> [About this exercise]: Whenever a line in the data holds the string "Plymouth", copy that line.

#### Data shown ####

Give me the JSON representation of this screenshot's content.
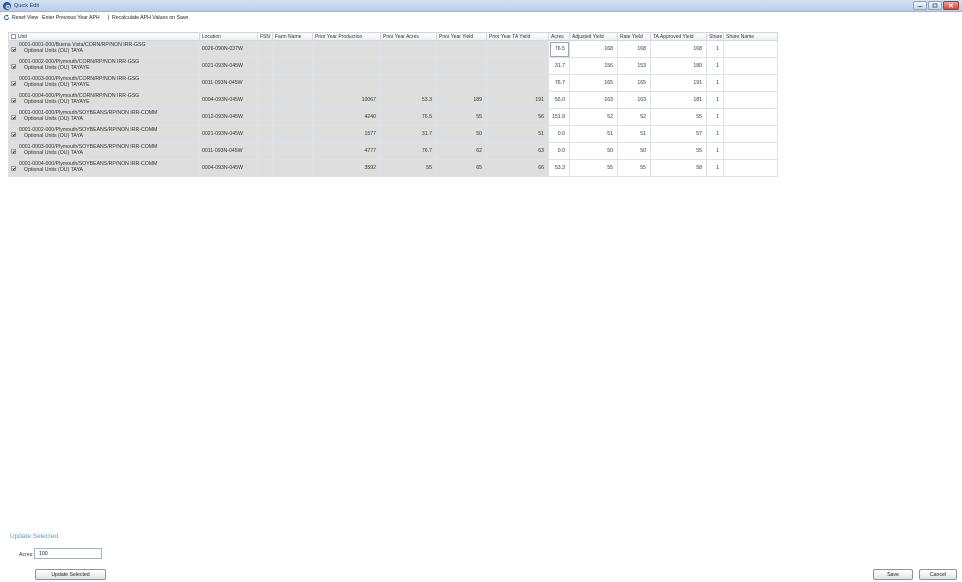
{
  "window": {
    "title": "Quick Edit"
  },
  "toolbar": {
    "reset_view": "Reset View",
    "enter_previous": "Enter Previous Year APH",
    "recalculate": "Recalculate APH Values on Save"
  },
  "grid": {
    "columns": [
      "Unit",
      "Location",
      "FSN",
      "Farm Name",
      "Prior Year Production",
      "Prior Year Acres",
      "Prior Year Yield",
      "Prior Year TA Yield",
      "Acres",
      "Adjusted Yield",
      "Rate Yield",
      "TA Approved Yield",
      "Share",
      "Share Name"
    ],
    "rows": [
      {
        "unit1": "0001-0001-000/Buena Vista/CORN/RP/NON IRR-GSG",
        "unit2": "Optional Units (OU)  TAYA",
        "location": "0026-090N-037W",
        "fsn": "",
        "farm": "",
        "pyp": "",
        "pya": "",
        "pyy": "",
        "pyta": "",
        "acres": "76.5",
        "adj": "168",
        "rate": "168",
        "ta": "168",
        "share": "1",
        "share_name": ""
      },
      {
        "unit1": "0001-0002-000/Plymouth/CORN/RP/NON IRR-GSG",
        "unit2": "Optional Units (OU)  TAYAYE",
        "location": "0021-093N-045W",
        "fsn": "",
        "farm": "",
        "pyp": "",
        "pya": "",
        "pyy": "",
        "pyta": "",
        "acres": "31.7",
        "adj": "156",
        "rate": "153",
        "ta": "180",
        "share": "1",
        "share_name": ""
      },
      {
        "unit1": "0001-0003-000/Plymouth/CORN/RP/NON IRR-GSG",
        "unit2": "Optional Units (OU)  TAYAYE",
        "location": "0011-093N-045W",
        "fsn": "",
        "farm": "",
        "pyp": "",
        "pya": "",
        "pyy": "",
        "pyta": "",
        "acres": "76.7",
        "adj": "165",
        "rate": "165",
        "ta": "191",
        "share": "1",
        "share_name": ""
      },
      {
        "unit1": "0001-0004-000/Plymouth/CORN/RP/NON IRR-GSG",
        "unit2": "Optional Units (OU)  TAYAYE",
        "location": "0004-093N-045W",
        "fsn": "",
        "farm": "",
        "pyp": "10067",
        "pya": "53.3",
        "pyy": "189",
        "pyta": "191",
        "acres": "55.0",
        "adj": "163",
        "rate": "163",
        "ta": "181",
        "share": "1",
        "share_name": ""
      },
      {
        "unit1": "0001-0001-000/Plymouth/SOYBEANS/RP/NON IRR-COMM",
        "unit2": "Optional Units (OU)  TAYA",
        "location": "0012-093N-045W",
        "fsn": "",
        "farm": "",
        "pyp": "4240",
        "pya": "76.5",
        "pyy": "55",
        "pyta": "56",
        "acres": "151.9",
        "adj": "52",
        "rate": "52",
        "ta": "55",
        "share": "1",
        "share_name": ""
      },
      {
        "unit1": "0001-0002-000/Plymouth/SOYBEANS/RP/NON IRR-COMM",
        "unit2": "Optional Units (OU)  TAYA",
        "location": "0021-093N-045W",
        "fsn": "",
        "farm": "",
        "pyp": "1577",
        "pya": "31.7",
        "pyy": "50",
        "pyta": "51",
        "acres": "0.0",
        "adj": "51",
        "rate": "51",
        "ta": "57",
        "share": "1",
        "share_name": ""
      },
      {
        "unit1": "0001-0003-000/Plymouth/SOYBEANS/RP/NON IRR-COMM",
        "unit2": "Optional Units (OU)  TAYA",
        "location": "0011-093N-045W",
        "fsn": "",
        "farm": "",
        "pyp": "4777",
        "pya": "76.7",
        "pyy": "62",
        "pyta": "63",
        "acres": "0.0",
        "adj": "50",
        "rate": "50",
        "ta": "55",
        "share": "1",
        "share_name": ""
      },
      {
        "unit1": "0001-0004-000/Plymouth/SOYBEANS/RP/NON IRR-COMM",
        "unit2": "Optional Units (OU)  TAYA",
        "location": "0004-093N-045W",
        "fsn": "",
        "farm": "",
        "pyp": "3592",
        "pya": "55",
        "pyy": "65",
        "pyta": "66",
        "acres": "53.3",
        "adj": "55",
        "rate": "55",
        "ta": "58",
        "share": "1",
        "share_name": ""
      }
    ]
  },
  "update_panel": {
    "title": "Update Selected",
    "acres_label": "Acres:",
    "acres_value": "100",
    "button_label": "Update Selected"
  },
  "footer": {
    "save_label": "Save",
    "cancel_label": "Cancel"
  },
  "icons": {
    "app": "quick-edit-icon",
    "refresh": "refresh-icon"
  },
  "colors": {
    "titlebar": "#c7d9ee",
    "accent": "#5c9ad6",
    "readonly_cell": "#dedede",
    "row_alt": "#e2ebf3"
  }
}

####
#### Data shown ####

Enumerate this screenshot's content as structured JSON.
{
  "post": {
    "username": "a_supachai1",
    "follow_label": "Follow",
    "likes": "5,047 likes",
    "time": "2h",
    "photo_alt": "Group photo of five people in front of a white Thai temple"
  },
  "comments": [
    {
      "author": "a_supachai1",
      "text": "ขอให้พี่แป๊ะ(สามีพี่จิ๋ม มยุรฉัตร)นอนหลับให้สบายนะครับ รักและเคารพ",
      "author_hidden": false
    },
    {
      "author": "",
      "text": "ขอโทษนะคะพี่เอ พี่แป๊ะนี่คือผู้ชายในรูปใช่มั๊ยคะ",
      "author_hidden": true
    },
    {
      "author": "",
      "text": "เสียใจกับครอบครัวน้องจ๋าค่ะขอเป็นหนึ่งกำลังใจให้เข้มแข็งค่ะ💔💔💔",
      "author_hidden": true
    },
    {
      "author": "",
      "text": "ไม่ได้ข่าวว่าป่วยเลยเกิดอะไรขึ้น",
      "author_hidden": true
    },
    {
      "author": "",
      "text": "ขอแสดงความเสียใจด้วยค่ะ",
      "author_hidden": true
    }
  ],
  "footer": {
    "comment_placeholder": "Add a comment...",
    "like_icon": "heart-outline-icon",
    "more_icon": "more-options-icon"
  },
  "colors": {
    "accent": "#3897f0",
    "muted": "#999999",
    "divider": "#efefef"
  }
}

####

> [Response]:
        "unit1": "0001-0002-000/Plymouth/CORN/RP/NON IRR-GSG",
        "unit1": "0001-0003-000/Plymouth/CORN/RP/NON IRR-GSG",
        "unit1": "0001-0004-000/Plymouth/CORN/RP/NON IRR-GSG",
        "unit1": "0001-0001-000/Plymouth/SOYBEANS/RP/NON IRR-COMM",
        "unit1": "0001-0002-000/Plymouth/SOYBEANS/RP/NON IRR-COMM",
        "unit1": "0001-0003-000/Plymouth/SOYBEANS/RP/NON IRR-COMM",
        "unit1": "0001-0004-000/Plymouth/SOYBEANS/RP/NON IRR-COMM",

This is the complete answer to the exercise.